Just a few years ago, the idea of opening for business on Thanksgiving was seen as a desperate move by the nation’s largest retailers to bolster holiday sales as the economy sluggishly emerged from recession.
It was almost cynical in its application, pulling consumers from their food, football and family with irresistible door-buster deals that would vanish once items were sold out or the clock struck a certain hour.
But today Black Friday, the former make-or-break date for so many retailers, seems a thing of the past, a novelty from a simpler time when the turkey and stuffing was allowed to digest before the holiday shopping frenzy commenced.
This extended holiday season helps explain, in part, why the National Retail Federation forecast sales during the peak months of November and December to increase more than 4 percent this year.
According to an October report from the industry’s largest trade association, “Holiday sales on average have grown 2.9 percent over the past 10 years ... and are expected to represent approximately 19.2 percent of the retail industry’s annual sales of $3.2 trillion.
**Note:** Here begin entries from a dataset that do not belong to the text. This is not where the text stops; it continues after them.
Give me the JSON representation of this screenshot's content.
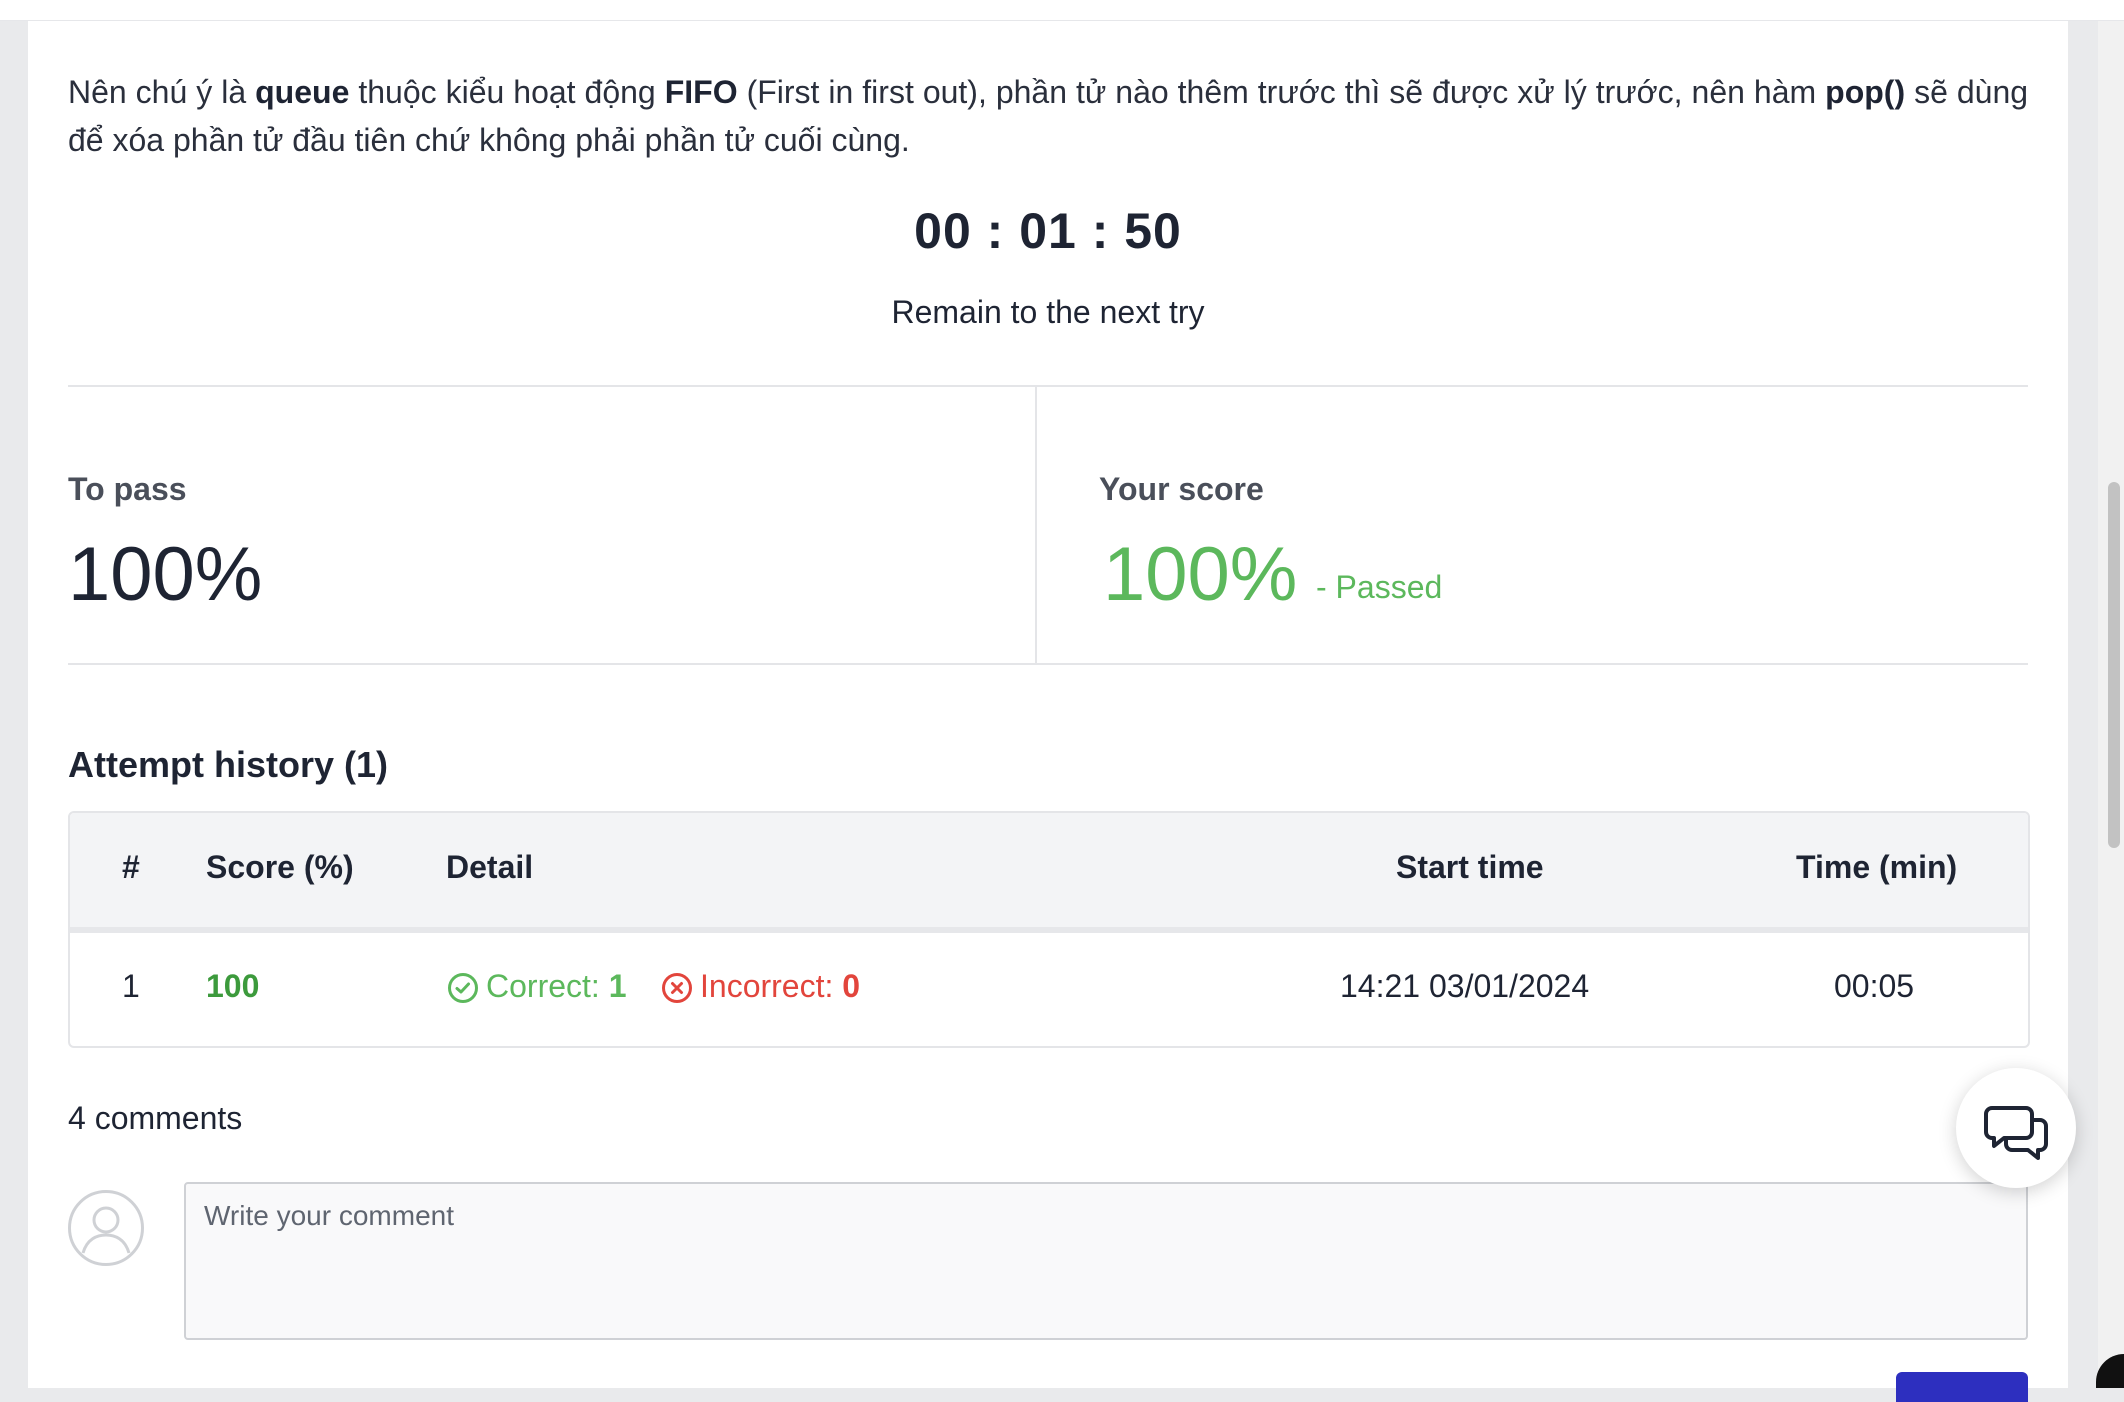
{
  "explanation": {
    "seg1": "Nên chú ý là ",
    "bold1": "queue",
    "seg2": " thuộc kiểu hoạt động ",
    "bold2": "FIFO",
    "seg3": " (First in first out), phần tử nào thêm trước thì sẽ được xử lý trước, nên hàm ",
    "bold3": "pop()",
    "seg4": " sẽ dùng để xóa phần tử đầu tiên chứ không phải phần tử cuối cùng."
  },
  "timer": {
    "value": "00 : 01 : 50",
    "caption": "Remain to the next try"
  },
  "scores": {
    "to_pass_label": "To pass",
    "to_pass_value": "100%",
    "your_score_label": "Your score",
    "your_score_value": "100%",
    "status": "- Passed"
  },
  "history": {
    "title": "Attempt history (1)",
    "columns": [
      "#",
      "Score (%)",
      "Detail",
      "Start time",
      "Time (min)"
    ],
    "rows": [
      {
        "index": "1",
        "score": "100",
        "correct_label": "Correct:",
        "correct_count": "1",
        "incorrect_label": "Incorrect:",
        "incorrect_count": "0",
        "start_time": "14:21 03/01/2024",
        "duration": "00:05"
      }
    ]
  },
  "comments": {
    "count_label": "4 comments",
    "placeholder": "Write your comment"
  },
  "colors": {
    "passed_green": "#5cb85c",
    "score_green": "#3c9a3c",
    "incorrect_red": "#e2453c",
    "submit_blue": "#2d2fbf"
  },
  "icons": {
    "correct": "check-circle-icon",
    "incorrect": "x-circle-icon",
    "chat": "chat-bubbles-icon",
    "avatar": "user-avatar-icon"
  }
}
This would mark the first time since 2011 that holiday sales would increase more than 4 percent.”
And if new hiring and long waits at checkout lines on Thursday are any indication, local big box retailers are beginning to understand Thanksgiving now has a new tradition.
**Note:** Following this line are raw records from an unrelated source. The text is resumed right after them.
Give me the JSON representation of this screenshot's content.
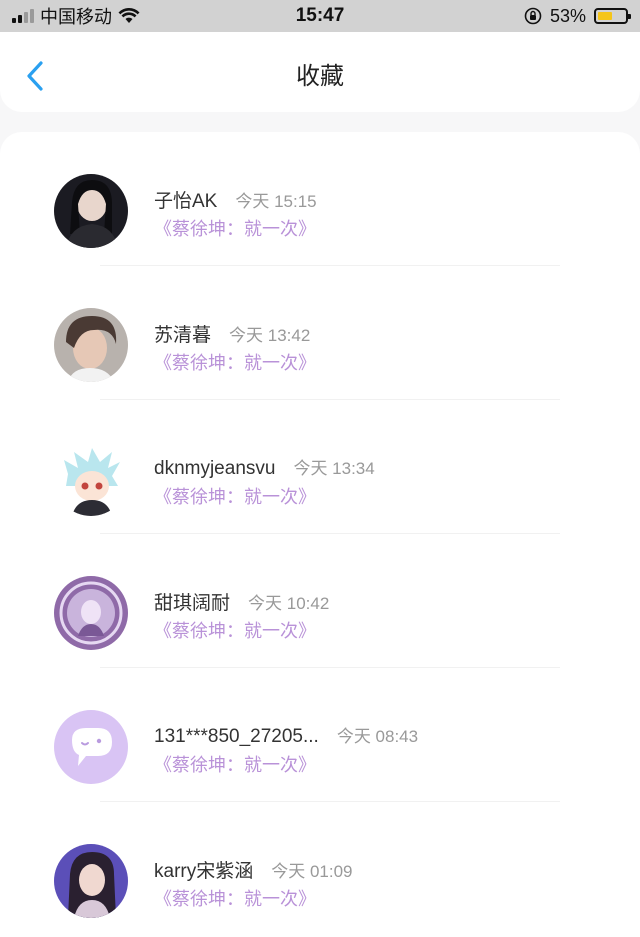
{
  "status_bar": {
    "carrier": "中国移动",
    "time": "15:47",
    "battery_percent": "53%",
    "battery_level": 0.53,
    "icons": [
      "signal-icon",
      "wifi-icon",
      "rotation-lock-icon",
      "battery-icon"
    ]
  },
  "header": {
    "title": "收藏",
    "back_icon": "chevron-left-icon",
    "accent_color": "#2aa0f0"
  },
  "colors": {
    "song_link": "#b992d8",
    "time_text": "#999999"
  },
  "favorites": [
    {
      "name": "子怡AK",
      "time": "今天 15:15",
      "song": "《蔡徐坤：就一次》",
      "avatar": "photo-avatar-dark"
    },
    {
      "name": "苏清暮",
      "time": "今天 13:42",
      "song": "《蔡徐坤：就一次》",
      "avatar": "photo-avatar-boy"
    },
    {
      "name": "dknmyjeansvu",
      "time": "今天 13:34",
      "song": "《蔡徐坤：就一次》",
      "avatar": "anime-avatar-catboy"
    },
    {
      "name": "甜琪阔耐",
      "time": "今天 10:42",
      "song": "《蔡徐坤：就一次》",
      "avatar": "photo-avatar-purple-frame"
    },
    {
      "name": "131***850_27205...",
      "time": "今天 08:43",
      "song": "《蔡徐坤：就一次》",
      "avatar": "default-chat-avatar"
    },
    {
      "name": "karry宋紫涵",
      "time": "今天 01:09",
      "song": "《蔡徐坤：就一次》",
      "avatar": "illustrated-avatar-girl"
    }
  ]
}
“I don’t know that it really matters whether it’s Thursday or Friday,” said Adam Dutton, store manager at the Best Buy on Dawsonville Highway in Gainesville.
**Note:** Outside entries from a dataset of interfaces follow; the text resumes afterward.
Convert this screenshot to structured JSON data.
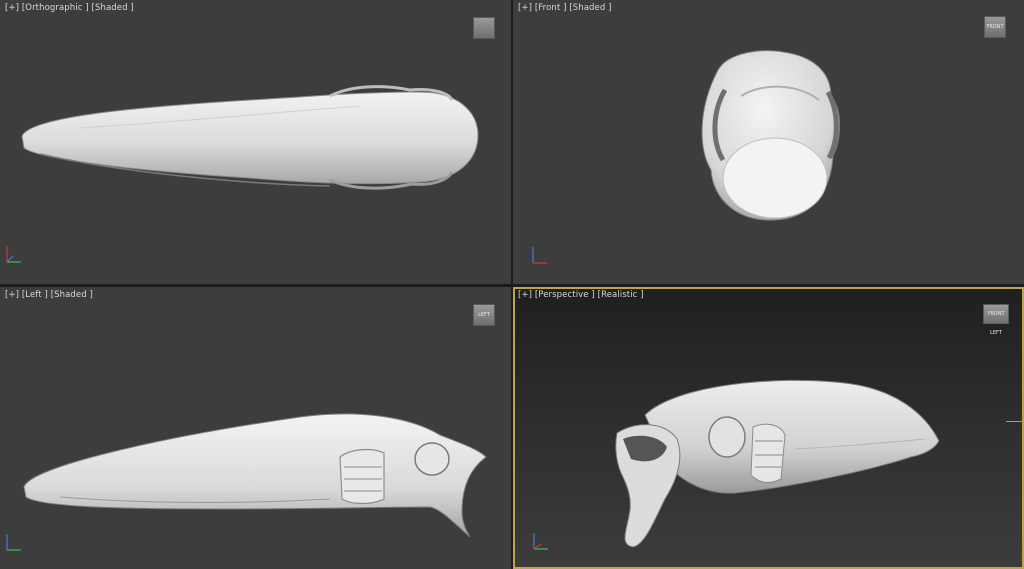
{
  "viewports": {
    "top": {
      "plus": "[+]",
      "view": "[Orthographic ]",
      "mode": "[Shaded ]",
      "cube": ""
    },
    "front": {
      "plus": "[+]",
      "view": "[Front ]",
      "mode": "[Shaded ]",
      "cube": "FRONT"
    },
    "left": {
      "plus": "[+]",
      "view": "[Left ]",
      "mode": "[Shaded ]",
      "cube": "LEFT"
    },
    "perspective": {
      "plus": "[+]",
      "view": "[Perspective ]",
      "mode": "[Realistic ]",
      "cube": "FRONT LEFT"
    }
  },
  "colors": {
    "viewport_bg": "#3d3d3d",
    "active_border": "#c2a24a",
    "model": "#e4e4e4",
    "axis_x": "#d23a3a",
    "axis_y": "#3fbf4a",
    "axis_z": "#4a7ad6"
  },
  "icons": [
    "viewcube-icon",
    "axis-tripod-icon"
  ]
}
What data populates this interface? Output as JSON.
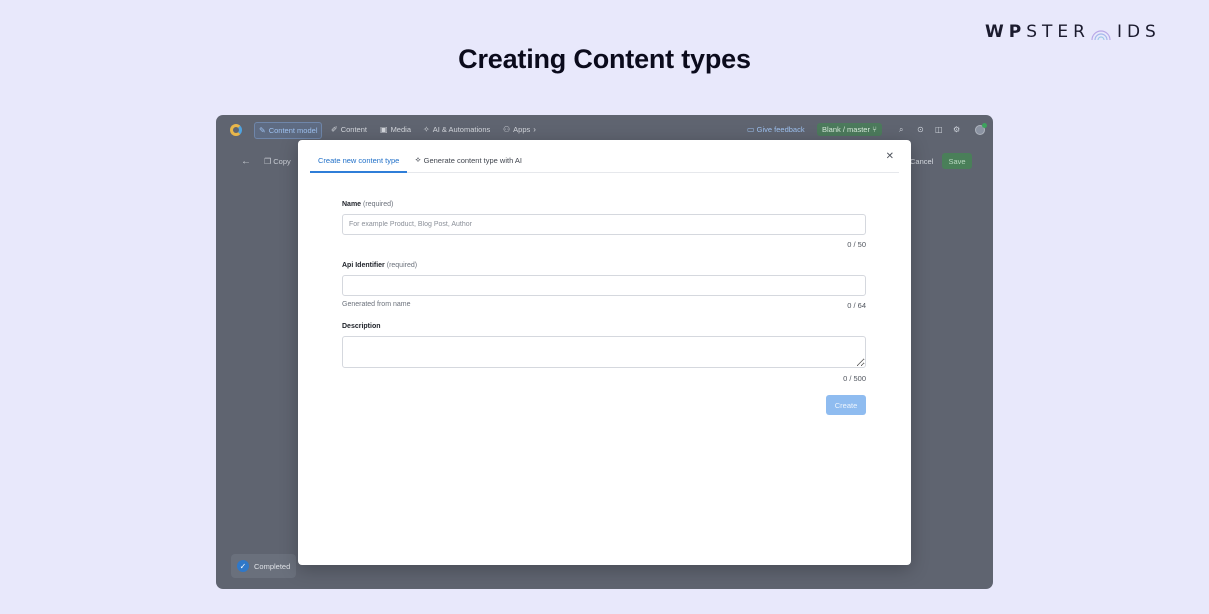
{
  "brand": {
    "bold": "WP",
    "light_start": "STER",
    "light_end": "IDS"
  },
  "page_title": "Creating Content types",
  "app": {
    "nav": {
      "content_model": "Content model",
      "content": "Content",
      "media": "Media",
      "ai_automations": "AI & Automations",
      "apps": "Apps"
    },
    "feedback": "Give feedback",
    "env": {
      "space": "Blank",
      "separator": "/",
      "branch": "master"
    },
    "subbar": {
      "copy": "Copy",
      "cancel": "Cancel",
      "save": "Save"
    },
    "status": "Completed"
  },
  "modal": {
    "tabs": [
      {
        "label": "Create new content type"
      },
      {
        "label": "Generate content type with AI"
      }
    ],
    "fields": {
      "name": {
        "label": "Name",
        "required": "(required)",
        "placeholder": "For example Product, Blog Post, Author",
        "counter": "0 / 50"
      },
      "api_identifier": {
        "label": "Api Identifier",
        "required": "(required)",
        "help": "Generated from name",
        "counter": "0 / 64"
      },
      "description": {
        "label": "Description",
        "counter": "0 / 500"
      }
    },
    "create_label": "Create"
  },
  "colors": {
    "page_bg": "#e8e8fb",
    "accent": "#2f7ed8",
    "create_disabled": "#8fbcf0",
    "overlay": "#5f6470"
  }
}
Anthony Howard, manager of the Wal-Mart on Shallowford Road, pointed to the crowded parking lot as evidence his customers have taken to Thanksgiving Day shopping.
“It’s wide open,” he said. “They like it.”
And at the Target on Shallowford Road, customers began lining up before noon, waiting six hours, into the cold, windy twilight, to get the best deals on TVs and other products.
Glen Letterle, Target’s executive team leader for human resources and asset protection, said the extended sales season makes things easier on consumers and his employees, thinning out crowds and spreading sales over a longer duration.
Letterle said the store has hired about 30 new workers in the past two months to handle the sales load of the season.
Howard said Wal-Mart had brought on about 75 new employees this holiday season, but could have used more.
Howard said he expects this sales season to outperform recent years.
Dutton, meanwhile, said the market for electronics, particularly high-definition TVs and smartphones, is trending up and prompted Best Buy to hire between 20 and 30 seasonal workers this year.
In a sign of the times, Dutton said many of these hires are not of the typical variety.
“We do have the high school kids ... but we’ve got quite a few professionals that have a full-time job in another field that are working here part time,” he said.